You might refer to the following chart to guide your tea making ventures.
Times and Temperature to Brew Tea by Type
White Tea 150-155°F (65-70°C) Brew for 1-2 minutes
Green Tea 165-175°F (75-80°C) Brew for 1-2 minutes
Oolong Tea 175-185°F (80-85°C) Brew for 2-3 minutes
Black Tea 210-212°F (100°C) Brew for 2-3 minutes
**NOTE: At higher altitudes, temperatures change a bit. For instance, water may boil at 200°F, rather than the normal 212°F. Adjust your temperatures, accordingly.
Tea Bags vs Loose Tea
Traditional paper tea bags have a much shorter steep time – 2 min or less – because the cut of the tea is much finer. Some people prefer to use these as they brew quicker.
For loose tea, use 1 teaspoon of loose tea per large cup. Yes, that is how the teaspoon got its name. If you prefer, use a kitchen scale to measure. Tea experts recommend using about 2.5 to 2.7 grams, depending on the type of tea. Use these amounts as a guide and adjust to your personal preference.
Keep in mind that whole leaf teas take considerably longer to reach their optimum flavor.
* Try infusing tea in cool water. Use your tea infuser and add it, with cool water, to a glass jar. Place in your refrigerator and leave overnight. Alternatively, put the water and tea in your water bottle and enjoy throughout the day.
* Use filtered tap water to avoid the flavor imposed by the minerals in water. However, if the minerals don’t bother you, tap water is fine.
* Many teas can actually be steeped multiple times. However, you will notice the flavors change with each use of the tea.
* While I prefer using whole leaf tea, often the paper tea bags are more convenient. You’ll still get a decent brew out of a more finely cut tea. And you may not need to heat the water to as high a temperature.
* Try steeping Japanese-style green or white tea to a lower water temperature, about 140˚F. It will need to brew for a much longer time. Doing so produces a nice gentle flavor with less caffeine.
* If you are sensitive to caffeine or just choosing to consume less, consider these facts. The highest caffeine amounts come from using a smaller cut tea leaf, hotter water, and brewing for a longer time. So, to reduce the caffeine in your cup, aim for the larger leaf, slightly less heat to your water, and a shorter brew time. Also note that even decaffeinated teas contain small amounts of caffeine. If you want to stay caffeine-free, use herbal teas, also known as “tisanes” as they are naturally caffeine-free.
Fun Facts about Tea:
- Tea, like wine, always comes from the same plant, Camellia sinensis. It is in the way that tea is processed that makes it a black tea, green tea, or white tea.
- Red teas and herbal teas, meanwhile, are actually not tea at all. Rather they are simply herbs, fruits or spices – often called “tisanes”.

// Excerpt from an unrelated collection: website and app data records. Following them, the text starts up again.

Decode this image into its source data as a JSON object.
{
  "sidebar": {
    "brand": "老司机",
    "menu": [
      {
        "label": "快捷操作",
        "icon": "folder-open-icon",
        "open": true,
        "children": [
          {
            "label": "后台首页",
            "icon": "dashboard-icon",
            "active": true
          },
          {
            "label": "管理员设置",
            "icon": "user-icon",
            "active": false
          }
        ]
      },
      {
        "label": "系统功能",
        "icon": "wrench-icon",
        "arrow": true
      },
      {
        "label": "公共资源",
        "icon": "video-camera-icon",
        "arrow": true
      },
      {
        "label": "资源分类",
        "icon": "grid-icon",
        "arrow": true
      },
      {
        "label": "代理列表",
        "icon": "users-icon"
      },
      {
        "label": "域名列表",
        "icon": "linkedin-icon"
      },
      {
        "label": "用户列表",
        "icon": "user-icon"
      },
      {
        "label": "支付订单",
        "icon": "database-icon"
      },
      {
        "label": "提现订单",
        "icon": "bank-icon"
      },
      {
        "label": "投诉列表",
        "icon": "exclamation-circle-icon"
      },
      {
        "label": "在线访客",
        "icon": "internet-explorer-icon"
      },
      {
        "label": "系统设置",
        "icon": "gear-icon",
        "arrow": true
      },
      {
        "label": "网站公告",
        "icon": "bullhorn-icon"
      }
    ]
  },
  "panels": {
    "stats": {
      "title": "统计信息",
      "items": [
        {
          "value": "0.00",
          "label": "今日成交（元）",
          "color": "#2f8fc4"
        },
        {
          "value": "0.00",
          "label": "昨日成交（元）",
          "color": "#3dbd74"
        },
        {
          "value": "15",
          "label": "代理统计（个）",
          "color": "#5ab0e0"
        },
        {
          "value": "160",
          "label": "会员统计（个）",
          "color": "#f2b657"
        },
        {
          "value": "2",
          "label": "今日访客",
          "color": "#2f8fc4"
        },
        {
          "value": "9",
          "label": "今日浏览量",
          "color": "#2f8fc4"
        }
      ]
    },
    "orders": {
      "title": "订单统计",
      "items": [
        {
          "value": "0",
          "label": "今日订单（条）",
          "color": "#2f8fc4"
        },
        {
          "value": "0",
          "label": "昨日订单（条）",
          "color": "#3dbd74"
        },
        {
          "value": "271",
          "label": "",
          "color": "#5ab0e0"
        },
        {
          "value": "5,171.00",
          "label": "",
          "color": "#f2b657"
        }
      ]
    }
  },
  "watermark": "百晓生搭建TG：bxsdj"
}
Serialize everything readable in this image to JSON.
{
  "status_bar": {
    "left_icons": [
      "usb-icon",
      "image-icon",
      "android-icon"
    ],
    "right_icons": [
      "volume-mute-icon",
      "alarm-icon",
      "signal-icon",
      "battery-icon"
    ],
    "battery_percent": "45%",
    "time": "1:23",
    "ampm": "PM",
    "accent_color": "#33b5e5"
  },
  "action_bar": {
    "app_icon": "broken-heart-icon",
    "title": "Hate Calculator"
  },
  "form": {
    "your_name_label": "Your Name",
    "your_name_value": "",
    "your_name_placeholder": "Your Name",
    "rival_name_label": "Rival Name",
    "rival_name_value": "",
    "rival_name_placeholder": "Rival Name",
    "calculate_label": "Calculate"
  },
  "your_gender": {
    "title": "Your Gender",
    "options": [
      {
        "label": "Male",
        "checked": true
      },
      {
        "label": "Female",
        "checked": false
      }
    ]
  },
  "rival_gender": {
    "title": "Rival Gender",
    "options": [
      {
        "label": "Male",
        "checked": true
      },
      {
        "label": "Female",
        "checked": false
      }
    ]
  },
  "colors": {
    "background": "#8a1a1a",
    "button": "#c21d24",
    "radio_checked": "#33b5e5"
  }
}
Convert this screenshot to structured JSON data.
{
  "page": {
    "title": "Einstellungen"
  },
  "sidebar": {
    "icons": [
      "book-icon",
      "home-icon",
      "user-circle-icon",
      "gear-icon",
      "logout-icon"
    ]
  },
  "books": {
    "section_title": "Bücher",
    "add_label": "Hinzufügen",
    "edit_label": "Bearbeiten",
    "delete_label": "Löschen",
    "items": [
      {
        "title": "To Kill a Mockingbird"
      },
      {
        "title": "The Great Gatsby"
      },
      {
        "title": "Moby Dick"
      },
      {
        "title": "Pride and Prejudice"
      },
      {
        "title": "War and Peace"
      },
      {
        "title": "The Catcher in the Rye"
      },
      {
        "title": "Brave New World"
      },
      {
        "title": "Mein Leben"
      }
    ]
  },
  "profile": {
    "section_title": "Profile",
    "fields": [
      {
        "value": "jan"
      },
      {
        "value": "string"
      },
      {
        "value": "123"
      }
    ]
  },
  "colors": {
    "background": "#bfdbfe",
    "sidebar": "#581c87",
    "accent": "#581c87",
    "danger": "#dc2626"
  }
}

- When left alone in the wild, the Camellia sinensis can grow quite tall, up to 30 feet or more. But for cultivation of tea leaves, the bushes are mostly kept trimmed for easier harvesting. A typical tea bush produces around 3,000 tea leaves per year.
- The finest whole leaf organic teas use only the top two leaves and bud of the tea plant